"Godspeed for women's rights"

By Joe Goggins

Kendrick Lamar on stage at Glastonbury 2022
Lamar's set was as typically politically charged as we've come to expect. (Photo: YouTube)

Kendrick Lamar and Lorde joined the legion of Glastonbury performers to denounce the US reversal of abortion rights as the 2022 instalment came to an end.

At the close of his epic headline set on Sunday (June 26), a show that had been two years in the making, Lamar – wearing a diamond-encrusted crown of thorns that began bleeding as he played ‘Savior’ – chanted “they judge you, they judged Christ. Godspeed for women’s rights,” with increasing intensity, before literally dropping the mic and walking off stage.

His set was preceded by a triumphant turn by Lorde, who had a similar point to make; at the close of her ‘Solar Power’ track ‘Secrets from a Girl (Who’s Seen It All)’, she told a huge crowd “fuck the supreme court,” to massive cheers. On Friday (June 24), the decision by America’s highest court to overturn the Roe v. Wade statute – which effectively enshrined access to safe abortions as a right in the country – was handed down by a 6-3 majority, sparking global outrage.

At Glastonbury, artists from across the musical spectrum came together in fierce opposition to a ruling that may merely mark the starting pistol in a conservative-led race to eviscerate a host of basic human rights in the States; justice Clarence Thomas has already clarified that he has same-sex marriage and access to contraception in his sights next.

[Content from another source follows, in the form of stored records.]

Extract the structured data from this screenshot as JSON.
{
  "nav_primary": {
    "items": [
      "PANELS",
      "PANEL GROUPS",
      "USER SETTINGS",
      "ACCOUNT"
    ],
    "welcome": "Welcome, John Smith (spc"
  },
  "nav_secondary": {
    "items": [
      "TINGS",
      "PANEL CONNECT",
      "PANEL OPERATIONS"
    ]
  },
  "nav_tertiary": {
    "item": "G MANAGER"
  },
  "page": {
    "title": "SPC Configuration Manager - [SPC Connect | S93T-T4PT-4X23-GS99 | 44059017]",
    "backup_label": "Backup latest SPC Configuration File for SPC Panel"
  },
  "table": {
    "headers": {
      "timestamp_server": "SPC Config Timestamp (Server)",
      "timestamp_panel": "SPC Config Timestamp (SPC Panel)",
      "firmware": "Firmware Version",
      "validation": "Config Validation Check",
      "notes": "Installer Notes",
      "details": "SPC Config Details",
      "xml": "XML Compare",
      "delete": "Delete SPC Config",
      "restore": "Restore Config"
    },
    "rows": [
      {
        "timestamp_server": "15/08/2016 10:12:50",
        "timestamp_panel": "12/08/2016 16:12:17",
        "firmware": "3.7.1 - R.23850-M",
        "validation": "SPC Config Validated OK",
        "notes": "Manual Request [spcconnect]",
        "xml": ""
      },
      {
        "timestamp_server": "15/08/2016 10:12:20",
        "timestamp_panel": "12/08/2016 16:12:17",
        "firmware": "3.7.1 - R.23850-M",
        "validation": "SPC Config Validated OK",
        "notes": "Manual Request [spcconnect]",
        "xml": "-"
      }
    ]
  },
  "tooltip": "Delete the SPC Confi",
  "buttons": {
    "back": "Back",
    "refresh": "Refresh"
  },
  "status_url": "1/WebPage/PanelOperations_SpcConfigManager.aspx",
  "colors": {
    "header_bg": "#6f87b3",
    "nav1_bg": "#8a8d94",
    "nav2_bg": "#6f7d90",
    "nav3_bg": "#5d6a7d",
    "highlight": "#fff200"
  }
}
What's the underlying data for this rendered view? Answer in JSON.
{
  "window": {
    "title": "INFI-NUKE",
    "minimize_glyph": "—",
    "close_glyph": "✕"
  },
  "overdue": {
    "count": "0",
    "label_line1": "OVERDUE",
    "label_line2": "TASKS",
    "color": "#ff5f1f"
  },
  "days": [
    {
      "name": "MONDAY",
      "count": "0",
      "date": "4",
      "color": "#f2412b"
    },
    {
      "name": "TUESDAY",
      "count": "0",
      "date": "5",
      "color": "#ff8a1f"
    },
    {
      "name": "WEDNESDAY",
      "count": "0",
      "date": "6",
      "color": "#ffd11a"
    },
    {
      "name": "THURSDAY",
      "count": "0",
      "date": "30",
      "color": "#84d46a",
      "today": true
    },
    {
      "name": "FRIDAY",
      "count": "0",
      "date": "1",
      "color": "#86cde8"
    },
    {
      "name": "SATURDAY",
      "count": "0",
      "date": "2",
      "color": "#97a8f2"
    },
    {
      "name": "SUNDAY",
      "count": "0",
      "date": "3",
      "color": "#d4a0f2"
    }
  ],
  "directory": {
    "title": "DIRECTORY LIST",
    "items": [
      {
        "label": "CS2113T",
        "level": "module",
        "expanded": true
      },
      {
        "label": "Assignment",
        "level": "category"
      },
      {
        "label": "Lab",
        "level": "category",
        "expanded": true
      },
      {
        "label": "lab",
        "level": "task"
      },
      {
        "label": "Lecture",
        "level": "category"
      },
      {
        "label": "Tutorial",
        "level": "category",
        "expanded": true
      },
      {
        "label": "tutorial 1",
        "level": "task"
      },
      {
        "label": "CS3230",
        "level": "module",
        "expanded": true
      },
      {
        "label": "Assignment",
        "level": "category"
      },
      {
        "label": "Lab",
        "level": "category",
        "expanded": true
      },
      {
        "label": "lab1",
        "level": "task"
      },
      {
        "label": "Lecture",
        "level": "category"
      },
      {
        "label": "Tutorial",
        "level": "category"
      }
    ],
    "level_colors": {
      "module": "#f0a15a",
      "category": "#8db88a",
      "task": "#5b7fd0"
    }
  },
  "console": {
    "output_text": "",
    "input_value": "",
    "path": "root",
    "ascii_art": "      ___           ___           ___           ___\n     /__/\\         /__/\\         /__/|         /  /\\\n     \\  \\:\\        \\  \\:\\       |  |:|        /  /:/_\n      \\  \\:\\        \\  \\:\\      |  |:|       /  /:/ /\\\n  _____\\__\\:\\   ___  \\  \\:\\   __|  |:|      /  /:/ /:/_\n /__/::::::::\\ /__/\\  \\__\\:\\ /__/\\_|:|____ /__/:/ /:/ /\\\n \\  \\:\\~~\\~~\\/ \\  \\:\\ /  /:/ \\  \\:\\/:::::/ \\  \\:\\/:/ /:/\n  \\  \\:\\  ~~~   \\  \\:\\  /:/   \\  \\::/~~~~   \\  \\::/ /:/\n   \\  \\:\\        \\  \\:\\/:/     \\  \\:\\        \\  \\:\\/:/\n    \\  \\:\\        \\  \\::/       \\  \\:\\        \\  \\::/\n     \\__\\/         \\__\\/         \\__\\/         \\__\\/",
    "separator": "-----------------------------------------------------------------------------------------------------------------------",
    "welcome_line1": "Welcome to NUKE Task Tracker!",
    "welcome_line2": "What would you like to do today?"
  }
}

Phoebe Bridgers, who showed extraordinary bravery when she shared her experience of having had an abortion on tour last year when the news of the striking down of Roe v. Wade was first mooted, led the crowd on the John Peel stage in her own chant of “fuck the supreme court,” after having said “all these irrelevant old motherfuckers trying to tell us what to do with our fucking bodies.”

During her headline set on Friday, meanwhile, Billie Eilish alluded to the situation. “Today is a really really dark day for women in the US,” she said. “And I’m just going to say that because I can’t bear to think about it anymore in this moment.” The fury at the turn of events in the US was not, predictably for an event with a history of progressive ideology, the only expression of anger at the present political state of play; a flag that flew over the Pyramid stage crowd on Friday read “this is a work event”, as the British public continues to refuse to let prime minister Boris Johnson off the hook for his slew of lockdown-busting Downing Street parties.